Golden agrees that using the right mango is important.
“We concentrate on delivering a product that will work for those processors servicing the fresh-cut segment,” he said.
McKenna believes that retailers that currently aren’t fully into the mango market have the greatest room for growth.
“The opportunities are huge, especially for retailers that have not yet embraced mangoes. They simply need to add fresh-cut mangoes and mixed packs with mangoes to their fresh-cut offerings to see these sales increases,” she said.
“I think we have a lot further to grow if we can get the foodservice more on board,” Golden said. He said the foodservice arena still has a lot of room to grow.
“Most of the product that’s processed is going into little plastic containers sold on retail shelves but if we can get more mango into recipes and have those packs delivered to chefs for use in restaurants, that would be huge,” Golden said.

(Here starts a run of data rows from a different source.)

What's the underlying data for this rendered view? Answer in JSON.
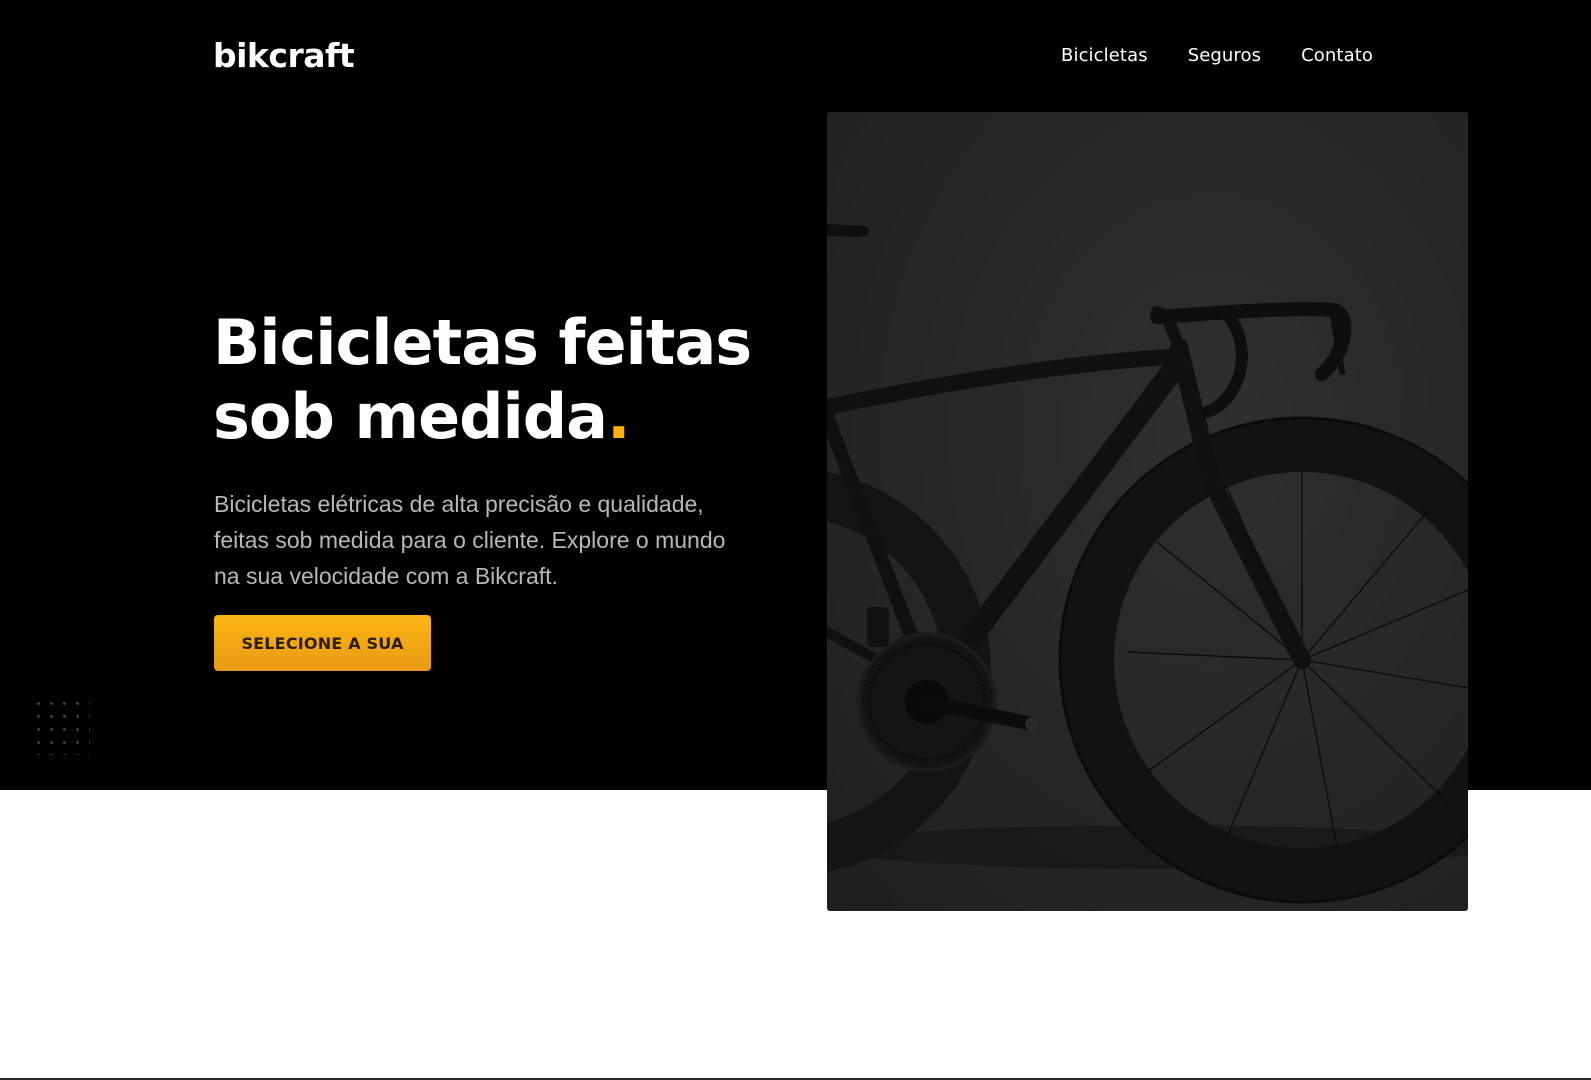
{
  "header": {
    "logo": "bikcraft",
    "nav": [
      {
        "label": "Bicicletas"
      },
      {
        "label": "Seguros"
      },
      {
        "label": "Contato"
      }
    ]
  },
  "hero": {
    "headline_line1": "Bicicletas feitas",
    "headline_line2": "sob medida",
    "headline_dot": ".",
    "description": "Bicicletas elétricas de alta precisão e qualidade, feitas sob medida para o cliente. Explore o mundo na sua velocidade com a Bikcraft.",
    "cta_label": "SELECIONE A SUA",
    "image_alt": "road-bike-photo"
  },
  "colors": {
    "accent": "#fbb110",
    "hero_background": "#000000",
    "page_background": "#ffffff"
  }
}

Others agree that fresh-cut mango options in restaurants would translate to even more growth at the retail level.
McKenna sees foodservice as a gateway to consumers who are unsure about trying a mango from a grocery store.

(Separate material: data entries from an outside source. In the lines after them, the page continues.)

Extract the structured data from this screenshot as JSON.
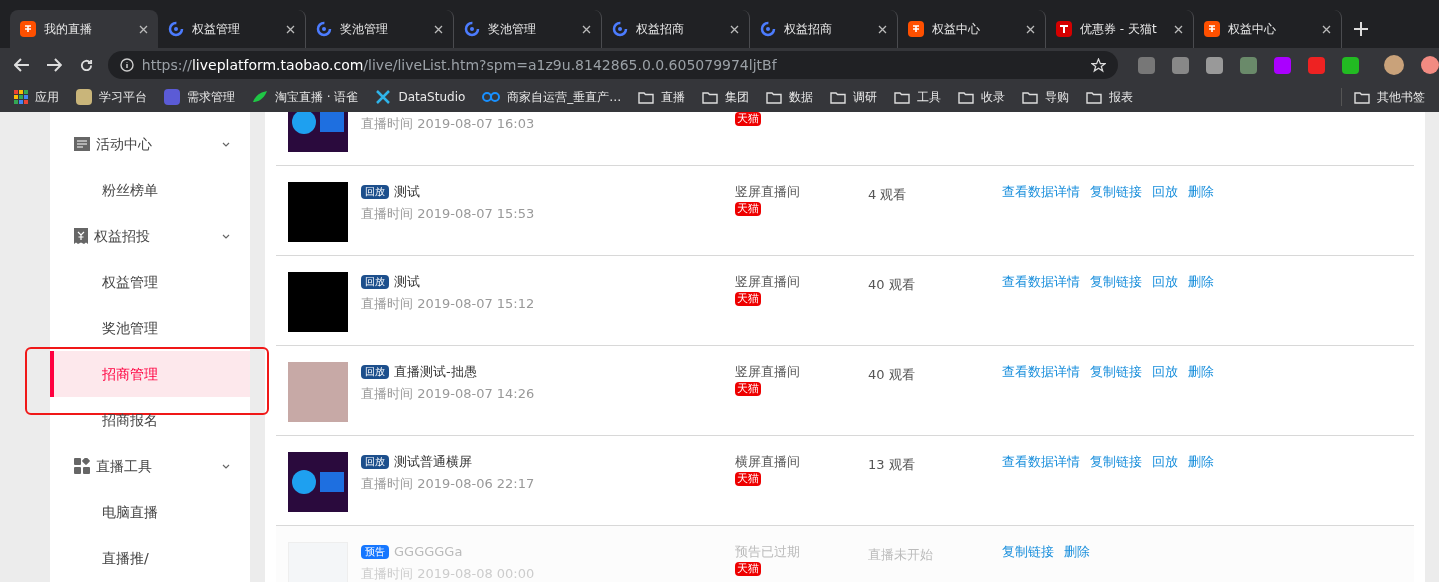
{
  "browser": {
    "tabs": [
      {
        "title": "我的直播",
        "kind": "taobao",
        "selected": true
      },
      {
        "title": "权益管理",
        "kind": "swirl",
        "selected": false
      },
      {
        "title": "奖池管理",
        "kind": "swirl",
        "selected": false
      },
      {
        "title": "奖池管理",
        "kind": "swirl",
        "selected": false
      },
      {
        "title": "权益招商",
        "kind": "swirl",
        "selected": false
      },
      {
        "title": "权益招商",
        "kind": "swirl",
        "selected": false
      },
      {
        "title": "权益中心",
        "kind": "taobao",
        "selected": false
      },
      {
        "title": "优惠券 - 天猫t",
        "kind": "tmall",
        "selected": false
      },
      {
        "title": "权益中心",
        "kind": "taobao",
        "selected": false
      }
    ],
    "address": {
      "scheme": "https://",
      "host": "liveplatform.taobao.com",
      "path": "/live/liveList.htm?spm=a1z9u.8142865.0.0.605079974ljtBf"
    },
    "bookmarks": [
      {
        "label": "应用",
        "kind": "apps"
      },
      {
        "label": "学习平台",
        "kind": "learn"
      },
      {
        "label": "需求管理",
        "kind": "letter"
      },
      {
        "label": "淘宝直播 · 语雀",
        "kind": "bird"
      },
      {
        "label": "DataStudio",
        "kind": "tools"
      },
      {
        "label": "商家自运营_垂直产…",
        "kind": "link"
      },
      {
        "label": "直播",
        "kind": "folder"
      },
      {
        "label": "集团",
        "kind": "folder"
      },
      {
        "label": "数据",
        "kind": "folder"
      },
      {
        "label": "调研",
        "kind": "folder"
      },
      {
        "label": "工具",
        "kind": "folder"
      },
      {
        "label": "收录",
        "kind": "folder"
      },
      {
        "label": "导购",
        "kind": "folder"
      },
      {
        "label": "报表",
        "kind": "folder"
      }
    ],
    "other_bookmarks": "其他书签"
  },
  "sidebar": {
    "items": [
      {
        "label": "活动中心",
        "kind": "notice",
        "expanded": true,
        "children": [
          {
            "label": "粉丝榜单",
            "selected": false
          }
        ]
      },
      {
        "label": "权益招投",
        "kind": "coupon",
        "expanded": true,
        "children": [
          {
            "label": "权益管理",
            "selected": false
          },
          {
            "label": "奖池管理",
            "selected": false
          },
          {
            "label": "招商管理",
            "selected": true
          },
          {
            "label": "招商报名",
            "selected": false
          }
        ]
      },
      {
        "label": "直播工具",
        "kind": "tiles",
        "expanded": true,
        "children": [
          {
            "label": "电脑直播",
            "selected": false
          },
          {
            "label": "直播推/",
            "selected": false
          }
        ]
      }
    ]
  },
  "live_list": {
    "rows": [
      {
        "kind": "game",
        "time": "直播时间 2019-08-07 16:03",
        "platform": "天猫",
        "expired": false,
        "actions": []
      },
      {
        "kind": "digits",
        "badge": {
          "text": "回放",
          "kind": "replay"
        },
        "title": "测试",
        "time": "直播时间 2019-08-07 15:53",
        "room": "竖屏直播间",
        "platform": "天猫",
        "views": "4 观看",
        "expired": false,
        "actions": [
          "查看数据详情",
          "复制链接",
          "回放",
          "删除"
        ]
      },
      {
        "kind": "digits",
        "badge": {
          "text": "回放",
          "kind": "replay"
        },
        "title": "测试",
        "time": "直播时间 2019-08-07 15:12",
        "room": "竖屏直播间",
        "platform": "天猫",
        "views": "40 观看",
        "expired": false,
        "actions": [
          "查看数据详情",
          "复制链接",
          "回放",
          "删除"
        ]
      },
      {
        "kind": "photo",
        "badge": {
          "text": "回放",
          "kind": "replay"
        },
        "title": "直播测试-拙愚",
        "time": "直播时间 2019-08-07 14:26",
        "room": "竖屏直播间",
        "platform": "天猫",
        "views": "40 观看",
        "expired": false,
        "actions": [
          "查看数据详情",
          "复制链接",
          "回放",
          "删除"
        ]
      },
      {
        "kind": "game",
        "badge": {
          "text": "回放",
          "kind": "replay"
        },
        "title": "测试普通横屏",
        "time": "直播时间 2019-08-06 22:17",
        "room": "横屏直播间",
        "platform": "天猫",
        "views": "13 观看",
        "expired": false,
        "actions": [
          "查看数据详情",
          "复制链接",
          "回放",
          "删除"
        ]
      },
      {
        "kind": "document",
        "badge": {
          "text": "预告",
          "kind": "preview"
        },
        "title": "GGGGGGa",
        "time": "直播时间 2019-08-08 00:00",
        "room": "预告已过期",
        "platform": "天猫",
        "views": "直播未开始",
        "expired": true,
        "actions": [
          "复制链接",
          "删除"
        ]
      }
    ]
  }
}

“Some U.S. consumers have still never had a mango and foodservice gives them an opportunity to try a mango, and we hope, inspire them to buy one at retail,” she said.

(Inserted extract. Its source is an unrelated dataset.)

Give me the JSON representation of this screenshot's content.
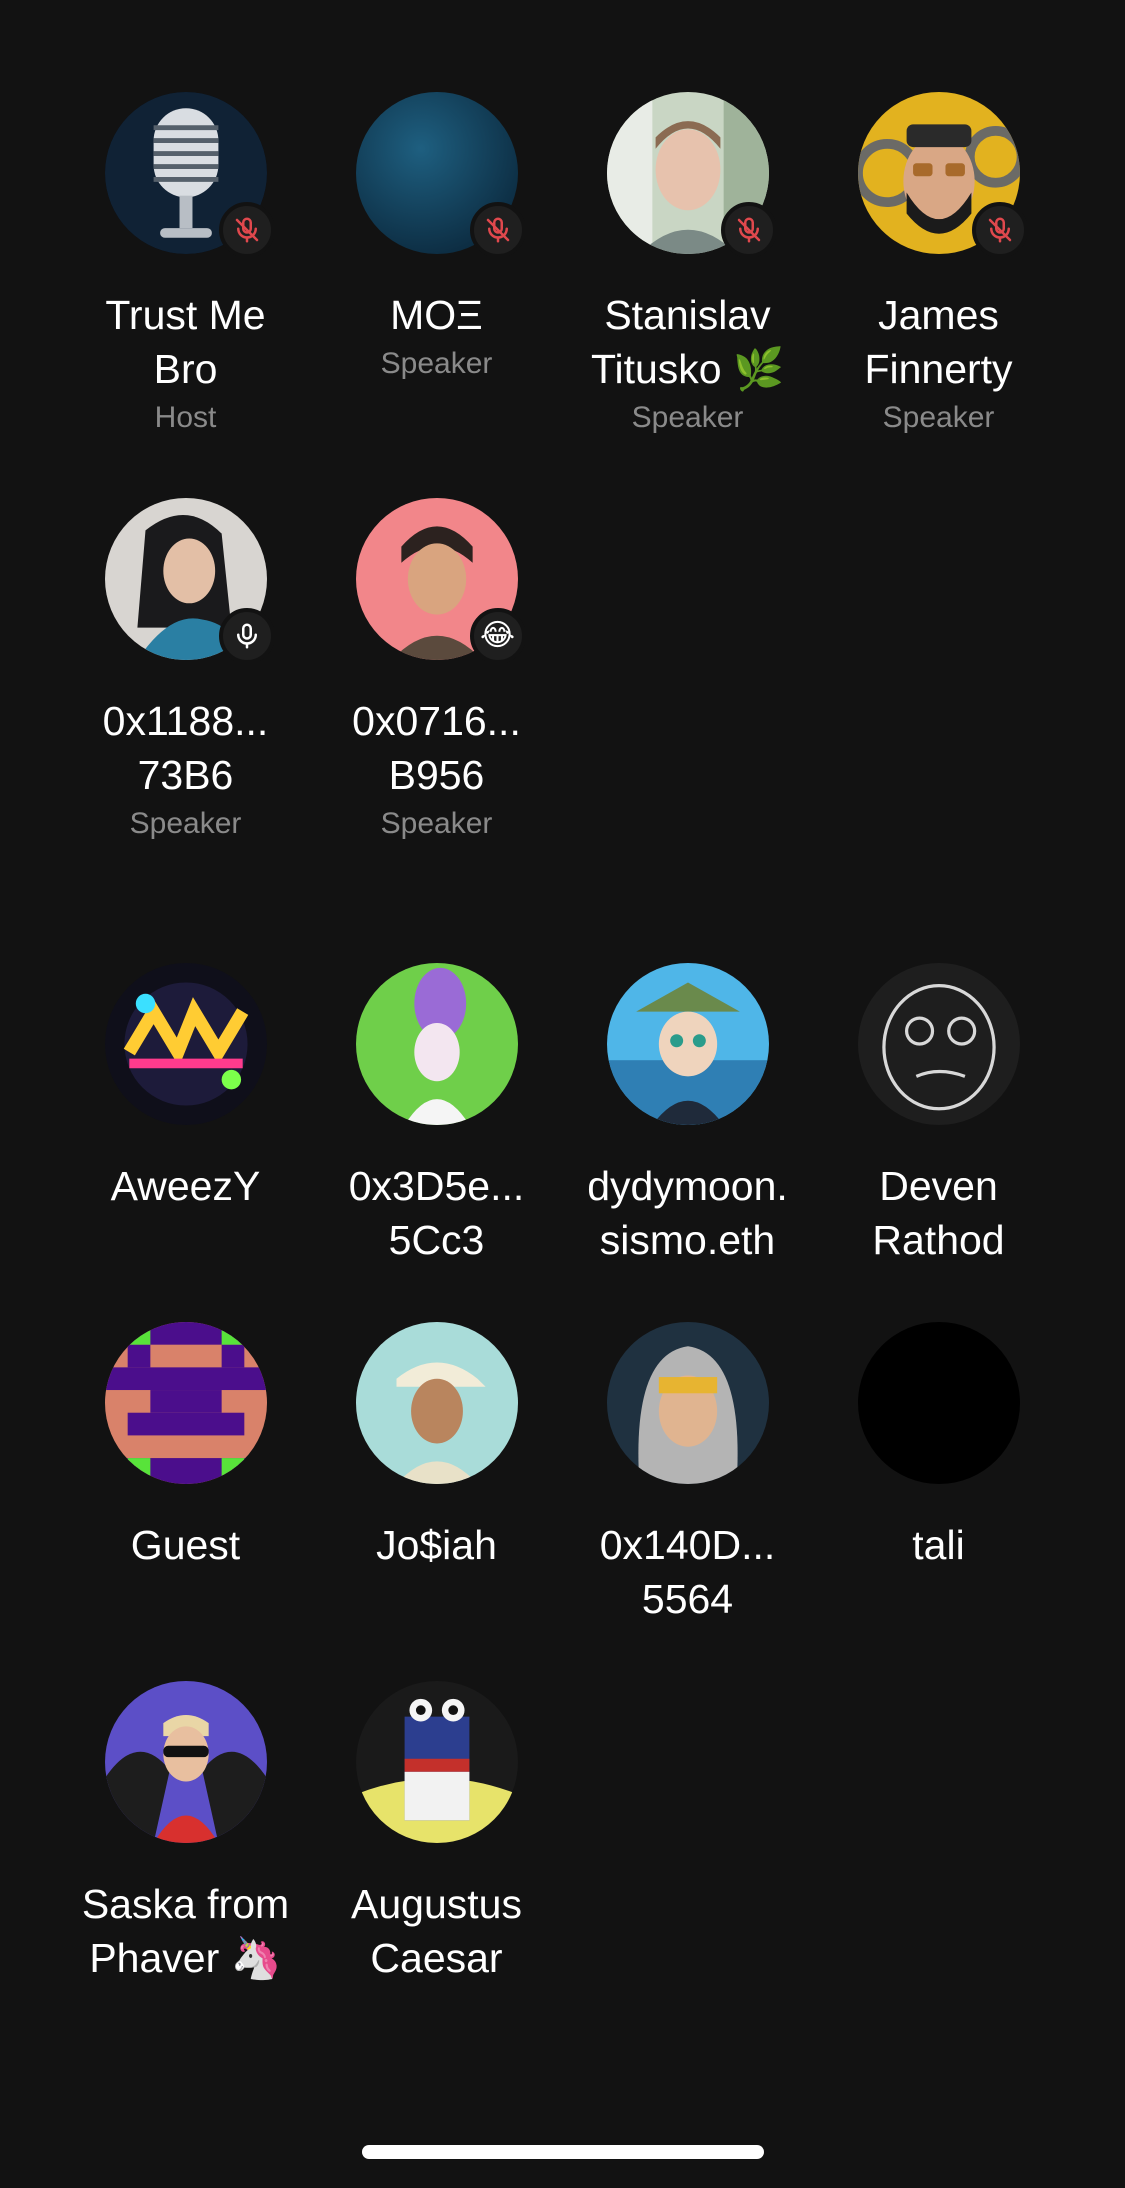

In addition, mango recipes in restaurants can help consumers be more creative with how they use mangoes at home.
“Consumers are continuously inspired by what they eat at restaurants. We work with restaurants across the country to add fresh mangoes to their menu to get mangoes in front of consumers as often as possible,” McKenna said.
Barthel agrees that new uses for mangoes in fresh-cut and foodservice applications will help the category.
“We’re seeing a wider use of mangoes in recipes and more ways that consumers can buy mangoes. Processed mangoes and value-added fruit are all a part of that,” she said.